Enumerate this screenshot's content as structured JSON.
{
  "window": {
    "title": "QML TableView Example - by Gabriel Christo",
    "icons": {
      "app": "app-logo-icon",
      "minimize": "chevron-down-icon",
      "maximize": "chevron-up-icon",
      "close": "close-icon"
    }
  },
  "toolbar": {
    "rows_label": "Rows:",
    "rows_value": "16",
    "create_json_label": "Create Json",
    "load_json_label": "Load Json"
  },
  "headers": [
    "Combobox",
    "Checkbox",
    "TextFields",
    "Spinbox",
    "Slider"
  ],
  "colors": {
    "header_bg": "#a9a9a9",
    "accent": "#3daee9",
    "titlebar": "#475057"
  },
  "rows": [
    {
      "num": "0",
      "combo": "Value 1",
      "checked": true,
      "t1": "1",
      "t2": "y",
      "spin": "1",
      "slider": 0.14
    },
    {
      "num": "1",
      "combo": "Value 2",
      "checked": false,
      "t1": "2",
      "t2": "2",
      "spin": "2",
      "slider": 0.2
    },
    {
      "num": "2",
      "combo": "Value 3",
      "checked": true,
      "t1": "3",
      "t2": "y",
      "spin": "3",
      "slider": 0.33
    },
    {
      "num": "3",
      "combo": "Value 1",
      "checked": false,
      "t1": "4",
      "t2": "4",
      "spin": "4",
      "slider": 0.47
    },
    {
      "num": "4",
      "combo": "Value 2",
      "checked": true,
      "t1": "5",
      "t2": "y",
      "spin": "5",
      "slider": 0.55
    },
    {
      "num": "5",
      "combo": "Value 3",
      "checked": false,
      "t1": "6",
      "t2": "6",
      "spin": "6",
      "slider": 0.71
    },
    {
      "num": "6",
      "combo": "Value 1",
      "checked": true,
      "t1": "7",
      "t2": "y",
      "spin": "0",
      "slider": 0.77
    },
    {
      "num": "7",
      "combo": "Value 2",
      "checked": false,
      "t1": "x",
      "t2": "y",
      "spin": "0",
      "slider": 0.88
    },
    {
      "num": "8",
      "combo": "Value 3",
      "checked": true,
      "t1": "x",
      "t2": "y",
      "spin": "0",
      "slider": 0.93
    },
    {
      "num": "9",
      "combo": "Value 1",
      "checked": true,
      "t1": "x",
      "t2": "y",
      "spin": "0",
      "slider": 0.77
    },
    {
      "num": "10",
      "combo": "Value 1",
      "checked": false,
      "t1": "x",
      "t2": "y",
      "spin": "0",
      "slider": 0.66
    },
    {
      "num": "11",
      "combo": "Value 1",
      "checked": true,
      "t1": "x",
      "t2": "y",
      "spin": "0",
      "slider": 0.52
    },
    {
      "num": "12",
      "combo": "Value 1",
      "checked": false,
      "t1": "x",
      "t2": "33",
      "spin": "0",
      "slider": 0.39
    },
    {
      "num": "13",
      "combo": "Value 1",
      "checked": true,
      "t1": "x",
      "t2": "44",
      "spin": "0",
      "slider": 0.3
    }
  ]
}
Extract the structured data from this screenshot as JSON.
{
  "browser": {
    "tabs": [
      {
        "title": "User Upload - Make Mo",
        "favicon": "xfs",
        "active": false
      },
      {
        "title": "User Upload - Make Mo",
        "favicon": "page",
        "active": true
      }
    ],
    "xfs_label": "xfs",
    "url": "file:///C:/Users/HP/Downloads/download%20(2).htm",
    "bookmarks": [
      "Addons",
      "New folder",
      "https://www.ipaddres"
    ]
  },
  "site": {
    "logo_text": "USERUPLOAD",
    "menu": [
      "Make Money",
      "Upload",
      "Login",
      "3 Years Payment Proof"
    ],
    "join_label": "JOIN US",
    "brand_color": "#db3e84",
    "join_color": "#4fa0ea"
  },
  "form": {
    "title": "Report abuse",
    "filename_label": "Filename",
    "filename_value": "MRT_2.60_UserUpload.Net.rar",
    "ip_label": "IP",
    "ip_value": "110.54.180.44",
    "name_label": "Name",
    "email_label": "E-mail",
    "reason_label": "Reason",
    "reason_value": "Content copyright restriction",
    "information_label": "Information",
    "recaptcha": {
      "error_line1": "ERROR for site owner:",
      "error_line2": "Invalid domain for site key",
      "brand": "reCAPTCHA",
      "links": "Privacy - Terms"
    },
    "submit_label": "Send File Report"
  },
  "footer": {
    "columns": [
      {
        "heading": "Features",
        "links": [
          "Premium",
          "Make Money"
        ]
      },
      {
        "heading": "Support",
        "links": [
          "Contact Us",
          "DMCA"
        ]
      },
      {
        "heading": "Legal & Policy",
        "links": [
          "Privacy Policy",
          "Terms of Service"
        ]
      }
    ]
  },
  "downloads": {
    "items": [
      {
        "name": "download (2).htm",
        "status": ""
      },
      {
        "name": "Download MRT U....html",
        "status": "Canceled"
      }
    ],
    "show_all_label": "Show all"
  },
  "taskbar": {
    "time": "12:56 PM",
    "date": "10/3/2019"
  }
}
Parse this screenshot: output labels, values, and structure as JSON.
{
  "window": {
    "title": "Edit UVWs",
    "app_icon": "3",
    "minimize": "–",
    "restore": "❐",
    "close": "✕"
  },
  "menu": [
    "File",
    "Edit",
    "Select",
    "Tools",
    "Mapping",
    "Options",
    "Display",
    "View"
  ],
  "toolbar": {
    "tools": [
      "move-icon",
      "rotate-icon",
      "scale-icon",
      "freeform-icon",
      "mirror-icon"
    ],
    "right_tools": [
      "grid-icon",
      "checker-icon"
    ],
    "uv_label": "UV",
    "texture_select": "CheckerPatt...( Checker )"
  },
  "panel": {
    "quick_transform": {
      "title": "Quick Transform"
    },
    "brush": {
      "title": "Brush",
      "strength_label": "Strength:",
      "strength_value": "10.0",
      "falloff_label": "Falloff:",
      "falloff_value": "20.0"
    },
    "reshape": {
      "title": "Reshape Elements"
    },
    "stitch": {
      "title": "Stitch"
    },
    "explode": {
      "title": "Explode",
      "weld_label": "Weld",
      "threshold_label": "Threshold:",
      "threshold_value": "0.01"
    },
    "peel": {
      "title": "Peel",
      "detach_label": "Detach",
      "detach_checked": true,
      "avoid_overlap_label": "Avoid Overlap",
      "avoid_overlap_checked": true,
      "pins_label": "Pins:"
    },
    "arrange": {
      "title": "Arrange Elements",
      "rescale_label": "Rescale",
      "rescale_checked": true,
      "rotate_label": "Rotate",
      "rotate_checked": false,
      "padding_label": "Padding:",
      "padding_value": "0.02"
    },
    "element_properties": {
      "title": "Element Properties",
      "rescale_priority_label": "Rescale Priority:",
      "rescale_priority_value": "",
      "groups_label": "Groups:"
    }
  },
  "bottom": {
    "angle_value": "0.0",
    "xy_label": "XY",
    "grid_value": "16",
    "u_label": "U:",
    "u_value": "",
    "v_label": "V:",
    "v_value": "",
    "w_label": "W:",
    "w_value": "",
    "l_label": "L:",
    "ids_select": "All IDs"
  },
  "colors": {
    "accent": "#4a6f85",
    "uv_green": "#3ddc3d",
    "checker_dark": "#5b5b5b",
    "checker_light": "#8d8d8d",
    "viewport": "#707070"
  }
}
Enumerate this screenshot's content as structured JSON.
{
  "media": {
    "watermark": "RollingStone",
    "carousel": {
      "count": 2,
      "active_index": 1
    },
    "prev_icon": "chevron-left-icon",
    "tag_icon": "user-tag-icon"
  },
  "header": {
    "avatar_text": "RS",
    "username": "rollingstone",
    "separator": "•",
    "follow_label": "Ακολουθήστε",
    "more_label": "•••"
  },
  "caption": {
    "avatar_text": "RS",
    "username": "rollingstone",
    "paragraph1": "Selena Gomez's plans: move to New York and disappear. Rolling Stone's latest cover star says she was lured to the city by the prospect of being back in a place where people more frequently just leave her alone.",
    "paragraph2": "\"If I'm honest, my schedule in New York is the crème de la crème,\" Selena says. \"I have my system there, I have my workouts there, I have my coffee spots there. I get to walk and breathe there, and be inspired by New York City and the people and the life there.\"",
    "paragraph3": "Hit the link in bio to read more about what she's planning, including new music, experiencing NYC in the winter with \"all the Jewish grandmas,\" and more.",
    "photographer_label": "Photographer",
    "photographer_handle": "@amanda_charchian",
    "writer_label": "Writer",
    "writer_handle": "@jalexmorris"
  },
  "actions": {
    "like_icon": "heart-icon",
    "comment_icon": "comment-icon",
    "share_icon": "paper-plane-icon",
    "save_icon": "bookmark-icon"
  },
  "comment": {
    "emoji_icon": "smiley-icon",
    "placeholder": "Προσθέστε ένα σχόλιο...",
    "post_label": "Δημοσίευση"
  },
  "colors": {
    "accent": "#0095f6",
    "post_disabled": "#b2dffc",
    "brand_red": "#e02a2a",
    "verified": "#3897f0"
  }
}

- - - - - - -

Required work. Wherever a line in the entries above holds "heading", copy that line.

Answer for this exercise.
        "heading": "Features",
        "heading": "Support",
        "heading": "Legal & Policy",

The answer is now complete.